Next I needed to get my external IP address using https://www.whatismyip.com.

I then went to GoDaddy where I manage the zone files for my domain names, and set the domains to point to this external IP address so they can make their way to the server.

Preparing Apache

First thing is to disable the default site. Look in the ‘sites-enabled’ folder – there should be a symlink to ‘default’, or sometimes ‘000-default’. Use ‘a2dissite’ to disable this default site. (Note this step is not absolutely necessary, but at least the current index page should be replaced with something friendlier than the Apache test page.)

Root privileges are needed for almost everything here, so try switching to root with ‘sudo -s’ to save some typing. At the command prompt:

$ sudo a2dissite 000-default

Apache then prompts to reload the configuration files to enact the change. Type:

$ sudo service apache2 reload

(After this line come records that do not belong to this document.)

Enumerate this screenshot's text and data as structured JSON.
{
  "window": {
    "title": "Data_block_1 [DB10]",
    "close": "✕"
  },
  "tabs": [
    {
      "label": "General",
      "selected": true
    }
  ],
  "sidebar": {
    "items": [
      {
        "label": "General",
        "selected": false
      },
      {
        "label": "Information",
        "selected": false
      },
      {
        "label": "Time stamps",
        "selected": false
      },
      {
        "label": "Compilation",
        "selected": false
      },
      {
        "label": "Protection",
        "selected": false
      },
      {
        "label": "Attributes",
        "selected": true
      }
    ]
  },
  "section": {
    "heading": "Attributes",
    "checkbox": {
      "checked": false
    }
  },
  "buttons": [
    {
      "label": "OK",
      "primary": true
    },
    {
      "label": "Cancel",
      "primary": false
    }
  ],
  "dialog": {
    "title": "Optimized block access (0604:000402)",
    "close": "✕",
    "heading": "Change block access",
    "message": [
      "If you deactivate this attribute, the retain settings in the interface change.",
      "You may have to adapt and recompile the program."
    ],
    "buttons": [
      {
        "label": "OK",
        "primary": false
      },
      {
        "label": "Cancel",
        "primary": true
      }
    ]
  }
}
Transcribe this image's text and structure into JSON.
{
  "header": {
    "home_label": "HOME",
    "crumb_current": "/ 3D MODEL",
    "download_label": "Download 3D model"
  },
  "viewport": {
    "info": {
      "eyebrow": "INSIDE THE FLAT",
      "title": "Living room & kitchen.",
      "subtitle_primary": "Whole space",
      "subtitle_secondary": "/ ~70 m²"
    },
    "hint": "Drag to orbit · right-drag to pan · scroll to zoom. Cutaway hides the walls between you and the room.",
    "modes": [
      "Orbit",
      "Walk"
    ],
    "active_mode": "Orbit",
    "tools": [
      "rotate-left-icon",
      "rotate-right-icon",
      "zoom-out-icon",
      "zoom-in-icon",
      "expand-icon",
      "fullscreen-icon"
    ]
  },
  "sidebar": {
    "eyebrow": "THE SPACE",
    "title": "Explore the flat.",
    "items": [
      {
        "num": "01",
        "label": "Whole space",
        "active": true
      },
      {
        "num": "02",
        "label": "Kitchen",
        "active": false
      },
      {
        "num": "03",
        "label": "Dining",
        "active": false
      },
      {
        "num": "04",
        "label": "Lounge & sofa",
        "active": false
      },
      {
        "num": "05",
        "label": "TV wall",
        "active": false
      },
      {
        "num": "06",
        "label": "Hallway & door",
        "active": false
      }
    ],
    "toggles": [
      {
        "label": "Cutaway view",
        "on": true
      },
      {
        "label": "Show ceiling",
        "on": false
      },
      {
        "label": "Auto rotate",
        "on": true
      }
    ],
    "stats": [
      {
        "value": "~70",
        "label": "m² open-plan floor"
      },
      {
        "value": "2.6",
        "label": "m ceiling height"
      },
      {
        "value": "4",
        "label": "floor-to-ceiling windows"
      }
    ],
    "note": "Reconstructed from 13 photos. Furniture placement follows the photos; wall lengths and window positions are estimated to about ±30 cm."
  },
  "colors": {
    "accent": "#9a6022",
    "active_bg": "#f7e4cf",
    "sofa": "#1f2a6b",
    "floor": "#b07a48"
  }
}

Apache will reload its configuration files, this time with no sites enabled.

Start by getting just one site up and running, and then adding more in turn when the new configuration is confirmed to work properly.

Writing Apache Configuration Files

Each site hosted using Apache needs a configuration file. These files need to be created in the ‘sites-available’ folder and can be created using any text editor.

The first site I wanted to host is ‘camperella.com’. To do this, I create a new configuration file in /etc/apache2/sites-available/ called ‘camperella.com.conf’. This file can be named anything so long as it ends with .conf.

$ sudo nano camperella.com.conf

Now type in the script to serve up the domain as so:

Screenshot_110115_041535_PM

Let’s go through it line by line.

ServerAdmin: This is what Apache will report as the email address of the site’s admin.

ServerName: The name of the domain this website will respond to.

ServerAlias: Other domains can be included as aliases that will also resolve to this website (useful if someone misses www, or if you want to add any subdomains).

DocumentRoot: Write the path to the folder on server machine that contains the website.

Enabling The New Site

Now it’s time to actually enable the site. At the command prompt:

$ sudo a2ensite camperella.com.conf

Apache will now configure itself to read from the new config file. This will create a symlink in ‘sites-enabled’ to the relevant config file which Apache can now read from.

Now, reload the config files, and for good measure restart Apache as well:

$ sudo service apache2 reload

$ sudo service apache2 restart

When the server restarts, type the domain name into a web browser and check that everything worked. (This will require at least an index.html page in the folder for the website)

Adding More Sites

Using our original site as a template, it is possible to add as many sites as we want. Let’s add a second site, acmeartgallery.com.

First, copy the camperella config file into the same folder but with the name of the new site:

# sudo cp camperella.com acmeartgallery.com

Now, edit the new file, updating the original entries with the appropriate domain and content path for the new site:

# sudo nano acmeartgallery.com

Screenshot_110115_042921_PM

Note the new ServerAdmin, ServerName and Alias information, as well as the local path where this new website is kept.

Now, enable the site, reload the config files, and restart the Apache server:

$ sudo a2ensite acmeartgallery.com.conf

$ sudo service apache2 reload

$ sudo service apache2 restart

Again, when the server restarts, type the domain name into a web browser and check that everything worked.

References